Your instructions:
Type out the full set of entries again, unchanged.

○ ○ ○ ○

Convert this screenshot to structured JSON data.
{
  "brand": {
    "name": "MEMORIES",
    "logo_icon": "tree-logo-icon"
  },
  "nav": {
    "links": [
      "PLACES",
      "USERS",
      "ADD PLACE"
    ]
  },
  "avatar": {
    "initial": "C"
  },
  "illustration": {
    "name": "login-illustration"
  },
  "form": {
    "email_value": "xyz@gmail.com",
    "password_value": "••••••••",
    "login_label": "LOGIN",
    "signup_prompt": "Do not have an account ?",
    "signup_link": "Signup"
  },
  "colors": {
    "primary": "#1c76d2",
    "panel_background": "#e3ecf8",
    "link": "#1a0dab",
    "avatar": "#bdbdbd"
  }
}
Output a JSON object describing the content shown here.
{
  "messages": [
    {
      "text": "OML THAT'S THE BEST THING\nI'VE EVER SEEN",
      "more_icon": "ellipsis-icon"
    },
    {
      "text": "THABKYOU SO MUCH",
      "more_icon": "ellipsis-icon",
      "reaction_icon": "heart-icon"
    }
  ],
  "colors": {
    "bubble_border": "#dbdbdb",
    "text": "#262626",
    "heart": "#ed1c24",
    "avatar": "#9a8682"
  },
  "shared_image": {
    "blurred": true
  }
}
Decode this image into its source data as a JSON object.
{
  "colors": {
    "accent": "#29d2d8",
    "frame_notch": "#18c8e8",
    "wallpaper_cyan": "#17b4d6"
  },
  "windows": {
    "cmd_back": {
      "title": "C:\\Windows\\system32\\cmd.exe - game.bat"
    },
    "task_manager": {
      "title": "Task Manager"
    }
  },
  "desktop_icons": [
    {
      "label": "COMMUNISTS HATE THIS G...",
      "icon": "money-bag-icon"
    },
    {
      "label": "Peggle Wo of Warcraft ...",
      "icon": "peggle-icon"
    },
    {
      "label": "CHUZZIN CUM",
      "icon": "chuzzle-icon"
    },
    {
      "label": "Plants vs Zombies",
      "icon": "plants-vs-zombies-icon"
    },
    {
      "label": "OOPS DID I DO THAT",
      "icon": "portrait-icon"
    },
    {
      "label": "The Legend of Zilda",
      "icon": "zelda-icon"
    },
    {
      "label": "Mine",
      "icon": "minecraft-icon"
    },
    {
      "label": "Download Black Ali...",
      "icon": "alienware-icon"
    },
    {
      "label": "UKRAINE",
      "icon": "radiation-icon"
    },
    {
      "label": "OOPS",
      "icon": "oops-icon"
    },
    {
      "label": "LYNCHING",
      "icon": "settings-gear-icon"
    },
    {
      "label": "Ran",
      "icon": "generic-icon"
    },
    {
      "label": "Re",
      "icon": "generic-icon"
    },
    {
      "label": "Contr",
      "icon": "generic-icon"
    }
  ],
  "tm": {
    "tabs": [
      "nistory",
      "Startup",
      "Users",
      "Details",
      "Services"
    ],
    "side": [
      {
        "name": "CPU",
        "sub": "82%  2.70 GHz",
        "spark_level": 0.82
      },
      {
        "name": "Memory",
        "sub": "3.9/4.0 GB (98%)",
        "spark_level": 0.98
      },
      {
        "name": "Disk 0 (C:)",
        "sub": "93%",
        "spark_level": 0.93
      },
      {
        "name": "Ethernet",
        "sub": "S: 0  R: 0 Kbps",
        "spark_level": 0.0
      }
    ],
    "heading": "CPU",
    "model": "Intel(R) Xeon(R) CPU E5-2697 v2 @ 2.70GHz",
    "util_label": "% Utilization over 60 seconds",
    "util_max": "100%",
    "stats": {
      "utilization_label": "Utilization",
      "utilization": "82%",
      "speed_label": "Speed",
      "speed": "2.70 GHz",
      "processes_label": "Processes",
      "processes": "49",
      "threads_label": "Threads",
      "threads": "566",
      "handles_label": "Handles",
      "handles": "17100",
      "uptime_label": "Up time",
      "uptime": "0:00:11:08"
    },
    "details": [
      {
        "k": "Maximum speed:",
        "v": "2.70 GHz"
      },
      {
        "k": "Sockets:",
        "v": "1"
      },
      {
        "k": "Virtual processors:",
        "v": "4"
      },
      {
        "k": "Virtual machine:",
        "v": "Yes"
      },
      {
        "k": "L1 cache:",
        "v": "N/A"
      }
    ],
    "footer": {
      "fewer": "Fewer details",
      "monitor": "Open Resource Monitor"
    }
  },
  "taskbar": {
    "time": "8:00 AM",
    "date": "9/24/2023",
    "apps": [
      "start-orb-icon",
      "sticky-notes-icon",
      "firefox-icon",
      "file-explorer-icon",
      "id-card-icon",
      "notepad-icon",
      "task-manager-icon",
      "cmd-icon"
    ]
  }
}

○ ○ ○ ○

Task solution:
Convert this screenshot to structured JSON data.
{
  "brand": {
    "name": "MEMORIES",
    "logo_icon": "tree-logo-icon"
  },
  "nav": {
    "links": [
      "PLACES",
      "USERS",
      "ADD PLACE"
    ]
  },
  "avatar": {
    "initial": "C"
  },
  "illustration": {
    "name": "login-illustration"
  },
  "form": {
    "email_value": "xyz@gmail.com",
    "password_value": "••••••••",
    "login_label": "LOGIN",
    "signup_prompt": "Do not have an account ?",
    "signup_link": "Signup"
  },
  "colors": {
    "primary": "#1c76d2",
    "panel_background": "#e3ecf8",
    "link": "#1a0dab",
    "avatar": "#bdbdbd"
  }
}
Output a JSON object describing the content shown here.
{
  "messages": [
    {
      "text": "OML THAT'S THE BEST THING\nI'VE EVER SEEN",
      "more_icon": "ellipsis-icon"
    },
    {
      "text": "THABKYOU SO MUCH",
      "more_icon": "ellipsis-icon",
      "reaction_icon": "heart-icon"
    }
  ],
  "colors": {
    "bubble_border": "#dbdbdb",
    "text": "#262626",
    "heart": "#ed1c24",
    "avatar": "#9a8682"
  },
  "shared_image": {
    "blurred": true
  }
}
Decode this image into its source data as a JSON object.
{
  "colors": {
    "accent": "#29d2d8",
    "frame_notch": "#18c8e8",
    "wallpaper_cyan": "#17b4d6"
  },
  "windows": {
    "cmd_back": {
      "title": "C:\\Windows\\system32\\cmd.exe - game.bat"
    },
    "task_manager": {
      "title": "Task Manager"
    }
  },
  "desktop_icons": [
    {
      "label": "COMMUNISTS HATE THIS G...",
      "icon": "money-bag-icon"
    },
    {
      "label": "Peggle Wo of Warcraft ...",
      "icon": "peggle-icon"
    },
    {
      "label": "CHUZZIN CUM",
      "icon": "chuzzle-icon"
    },
    {
      "label": "Plants vs Zombies",
      "icon": "plants-vs-zombies-icon"
    },
    {
      "label": "OOPS DID I DO THAT",
      "icon": "portrait-icon"
    },
    {
      "label": "The Legend of Zilda",
      "icon": "zelda-icon"
    },
    {
      "label": "Mine",
      "icon": "minecraft-icon"
    },
    {
      "label": "Download Black Ali...",
      "icon": "alienware-icon"
    },
    {
      "label": "UKRAINE",
      "icon": "radiation-icon"
    },
    {
      "label": "OOPS",
      "icon": "oops-icon"
    },
    {
      "label": "LYNCHING",
      "icon": "settings-gear-icon"
    },
    {
      "label": "Ran",
      "icon": "generic-icon"
    },
    {
      "label": "Re",
      "icon": "generic-icon"
    },
    {
      "label": "Contr",
      "icon": "generic-icon"
    }
  ],
  "tm": {
    "tabs": [
      "nistory",
      "Startup",
      "Users",
      "Details",
      "Services"
    ],
    "side": [
      {
        "name": "CPU",
        "sub": "82%  2.70 GHz",
        "spark_level": 0.82
      },
      {
        "name": "Memory",
        "sub": "3.9/4.0 GB (98%)",
        "spark_level": 0.98
      },
      {
        "name": "Disk 0 (C:)",
        "sub": "93%",
        "spark_level": 0.93
      },
      {
        "name": "Ethernet",
        "sub": "S: 0  R: 0 Kbps",
        "spark_level": 0.0
      }
    ],
    "heading": "CPU",
    "model": "Intel(R) Xeon(R) CPU E5-2697 v2 @ 2.70GHz",
    "util_label": "% Utilization over 60 seconds",
    "util_max": "100%",
    "stats": {
      "utilization_label": "Utilization",
      "utilization": "82%",
      "speed_label": "Speed",
      "speed": "2.70 GHz",
      "processes_label": "Processes",
      "processes": "49",
      "threads_label": "Threads",
      "threads": "566",
      "handles_label": "Handles",
      "handles": "17100",
      "uptime_label": "Up time",
      "uptime": "0:00:11:08"
    },
    "details": [
      {
        "k": "Maximum speed:",
        "v": "2.70 GHz"
      },
      {
        "k": "Sockets:",
        "v": "1"
      },
      {
        "k": "Virtual processors:",
        "v": "4"
      },
      {
        "k": "Virtual machine:",
        "v": "Yes"
      },
      {
        "k": "L1 cache:",
        "v": "N/A"
      }
    ],
    "footer": {
      "fewer": "Fewer details",
      "monitor": "Open Resource Monitor"
    }
  },
  "taskbar": {
    "time": "8:00 AM",
    "date": "9/24/2023",
    "apps": [
      "start-orb-icon",
      "sticky-notes-icon",
      "firefox-icon",
      "file-explorer-icon",
      "id-card-icon",
      "notepad-icon",
      "task-manager-icon",
      "cmd-icon"
    ]
  }
}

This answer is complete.